Emergency preparedness – the role of family medicine
The topic for this month’s Policy Bite is inspired by three personal contacts. I have just been at the Royal College of New Zealand GPs’ conference, which was held in the city of Christchurch. This city was decimated by an earthquake in 2011 - 189 lives were lost, including some health professionals. More than three years later, there are still many parts of the city which await reconstruction. GPs were key to both the short term and longer term response, and did heroic work, albeit with major challenges1
. Today, the whole of New Zealand routinely braces for further seismic destruction, and primary care teams rehearse on a regular basis so they can play their part.
During that visit I received an email from one of our most active WONCA advocates – Dr Atai Omoruto (Uganda), who is a member of the Organizational Equity Committee, and a key player in the WONCA Women’s Working Party for Women and Family Medicine. She is currently in Liberia as part of the Ebola health professional workforce from other countries dispatched to try to contain the spread of this deadly disease – which has already caused the death of some medical professionals in the last few days2
In a selfish way, I hope against hope that Atai does not become included in this toll – just as I hoped for my friends’ survival when Christchurch was first hit. Both examples have also made me think about the overall role of GPs in ‘emergency preparedness’. In the UK we are not named as lead providers in any sort of emergency event – yet we know that in potential pandemics, local disasters, drug contaminations, and terrorist attacks, primary care providers are often expected to help, and become the first port of call both for those at risk and those who are affected by the psychological sequelae. It therefore behoves us to think proactively about our role.
For doctors or teams who already do emergency and urgent care, the physical side may seem less daunting. Rural and remote doctors, or those with hospital bed access, may be used to trauma care and organising people to urgent triage. But all GPs and their teams need to be ready for someone with injuries being brought into us – clean semi-sterile areas, comprehensive first aid kits, up to date IV fluids, defibrillators and oxygen, plus knowing how and when to use these are core skills and protocols that any GP should keep up to date.
Similarly, most of us work in an environment of uncertainty, but a new fever or respiratory tract symptoms take on a different meaning in a potential communicable disease outbreak – whether influenza, anthrax, or SARs. Triage areas, rapid assessment protocols to differentiate new cases from the ‘worried well’, dedicated ‘through routes’ and waiting areas, plus available supplies of handcleanser, masks and gowns if indicated may make a difference to your own risk and that for others.
At a national level, member organizations may be interested to know about the RCGP’s role in the last flu pandemic, and to check whether they are expected to play a similar role.
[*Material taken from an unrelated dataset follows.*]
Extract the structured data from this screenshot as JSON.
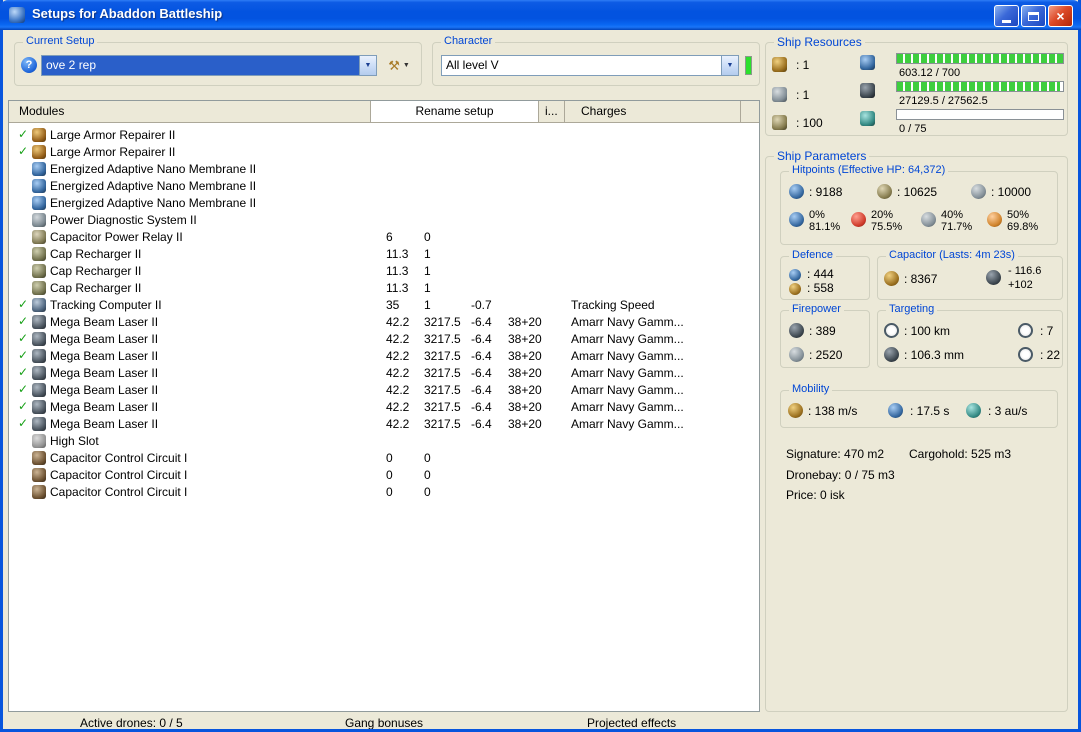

Ably led by my colleague Dr Maureen Baker (then my predecessor as RCGP Honorary Secretary, now Chair of our Council), the RCGP used its 4 nations’ network to give daily communications about the latest figures on the outbreak; update vaccination and triage advice; support members and answer queries on email; and enforce communications to the public about what to watch for - and what to do - to prevent and manage illness.
Of course, the risk profile of our country and location will vary - natural disasters such as earthquakes and tsunamis3
, chemical or physical infrastructure accidents, communicable disease outbreaks, and the local impacts of conflicts or terrorism all alter the situation, as do sudden migrations and displacements of people trying to escape danger. Governments and emergency services often expect health services to assist in major event prevention and management of the aftermath: however, rehearsals do not usually involve family doctor services, and in many lower resourced countries there may be little direct guidance or support even when an event occurs. This makes our own preparedness and resilience important. Planning for ‘business continuity’ in the event of loss of power, clean water, electronic communications, staff shortages, and medical equipment, can all make the difference in the first days and weeks of a problem. Psychological and practical preparations, mutual support, clear agreement as to who does what, debriefing and expert advice can enable a chaotic situation to move to one where family doctors can both protect and lead their teams while delivering effective help to those in need. So let’s give respect to all who act in hard times (as we all have, or shall sooner or later) – let’s learn from each other4
, and also ensure our governments include us in advance if they expect us to do the best job we can for our patients and our own colleagues.
Notes and References
1. Johal S et al. Coping with Disaster: General Practitioners’ Perspectives on the Impact of the Canterbury Earthquakes.
PLOS Currents: Disasters 2014; 2 April online [doi: 10.1371/currents.dis.cf4c8fa61b-9f4535b878c48eca87ed5d
2. This version written 30/7/14
3. Previously WONCA news
has covered issues such as the impacts on our Japanese and Phillipines colleagues of their own sad events… fourth report written in APril 2012 of Japanese Tsunami;
President's column presenting a very sobering report on The Japanese tsumnami three years on
; Initial report on Philippines Typhoon
4. This is a good conference topic for parallel sessions and workshops!